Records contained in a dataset
****************

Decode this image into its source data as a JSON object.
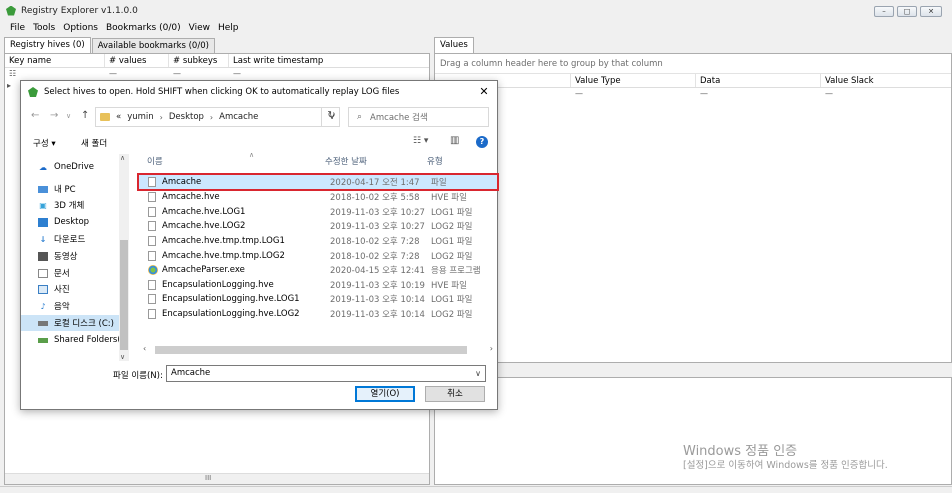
{
  "app": {
    "title": "Registry Explorer v1.1.0.0"
  },
  "menu": [
    "File",
    "Tools",
    "Options",
    "Bookmarks (0/0)",
    "View",
    "Help"
  ],
  "left": {
    "tabs": [
      "Registry hives (0)",
      "Available bookmarks (0/0)"
    ],
    "columns": [
      "Key name",
      "# values",
      "# subkeys",
      "Last write timestamp"
    ],
    "filter_row": [
      "—",
      "—",
      "—"
    ],
    "scroll_marker": "III"
  },
  "right": {
    "tab": "Values",
    "group_hint": "Drag a column header here to group by that column",
    "columns": [
      "Value Type",
      "Data",
      "Value Slack"
    ],
    "filter_row": [
      "—",
      "—",
      "—"
    ]
  },
  "watermark": {
    "title": "Windows 정품 인증",
    "subtitle": "[설정]으로 이동하여 Windows를 정품 인증합니다."
  },
  "dialog": {
    "title": "Select hives to open. Hold SHIFT when clicking OK to automatically replay LOG files",
    "breadcrumbs": [
      "«",
      "yumin",
      "Desktop",
      "Amcache"
    ],
    "search_placeholder": "Amcache 검색",
    "organize": "구성 ▾",
    "new_folder": "새 폴더",
    "nav_tree": [
      {
        "label": "OneDrive",
        "icon": "onedrive-icon",
        "selected": false
      },
      {
        "label": "내 PC",
        "icon": "pc-icon",
        "selected": false
      },
      {
        "label": "3D 개체",
        "icon": "3d-objects-icon",
        "selected": false
      },
      {
        "label": "Desktop",
        "icon": "desktop-icon",
        "selected": false
      },
      {
        "label": "다운로드",
        "icon": "download-icon",
        "selected": false
      },
      {
        "label": "동영상",
        "icon": "video-icon",
        "selected": false
      },
      {
        "label": "문서",
        "icon": "document-icon",
        "selected": false
      },
      {
        "label": "사진",
        "icon": "picture-icon",
        "selected": false
      },
      {
        "label": "음악",
        "icon": "music-icon",
        "selected": false
      },
      {
        "label": "로컬 디스크 (C:)",
        "icon": "local-disk-icon",
        "selected": true
      },
      {
        "label": "Shared Folders(\\",
        "icon": "network-drive-icon",
        "selected": false
      }
    ],
    "columns": {
      "name": "이름",
      "date": "수정한 날짜",
      "type": "유형"
    },
    "files": [
      {
        "name": "Amcache",
        "date": "2020-04-17 오전 1:47",
        "type": "파일",
        "icon": "file-icon",
        "selected": true
      },
      {
        "name": "Amcache.hve",
        "date": "2018-10-02 오후 5:58",
        "type": "HVE 파일",
        "icon": "file-icon",
        "selected": false
      },
      {
        "name": "Amcache.hve.LOG1",
        "date": "2019-11-03 오후 10:27",
        "type": "LOG1 파일",
        "icon": "file-icon",
        "selected": false
      },
      {
        "name": "Amcache.hve.LOG2",
        "date": "2019-11-03 오후 10:27",
        "type": "LOG2 파일",
        "icon": "file-icon",
        "selected": false
      },
      {
        "name": "Amcache.hve.tmp.tmp.LOG1",
        "date": "2018-10-02 오후 7:28",
        "type": "LOG1 파일",
        "icon": "file-icon",
        "selected": false
      },
      {
        "name": "Amcache.hve.tmp.tmp.LOG2",
        "date": "2018-10-02 오후 7:28",
        "type": "LOG2 파일",
        "icon": "file-icon",
        "selected": false
      },
      {
        "name": "AmcacheParser.exe",
        "date": "2020-04-15 오후 12:41",
        "type": "응용 프로그램",
        "icon": "exe-icon",
        "selected": false
      },
      {
        "name": "EncapsulationLogging.hve",
        "date": "2019-11-03 오후 10:19",
        "type": "HVE 파일",
        "icon": "file-icon",
        "selected": false
      },
      {
        "name": "EncapsulationLogging.hve.LOG1",
        "date": "2019-11-03 오후 10:14",
        "type": "LOG1 파일",
        "icon": "file-icon",
        "selected": false
      },
      {
        "name": "EncapsulationLogging.hve.LOG2",
        "date": "2019-11-03 오후 10:14",
        "type": "LOG2 파일",
        "icon": "file-icon",
        "selected": false
      }
    ],
    "filename_label": "파일 이름(N):",
    "filename_value": "Amcache",
    "open_button": "열기(O)",
    "cancel_button": "취소",
    "accent_color": "#0078d7",
    "highlight_border_color": "#d9262f"
  }
}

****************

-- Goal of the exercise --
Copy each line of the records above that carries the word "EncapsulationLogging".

-- The completed task --
        "name": "EncapsulationLogging.hve",
        "name": "EncapsulationLogging.hve.LOG1",
        "name": "EncapsulationLogging.hve.LOG2",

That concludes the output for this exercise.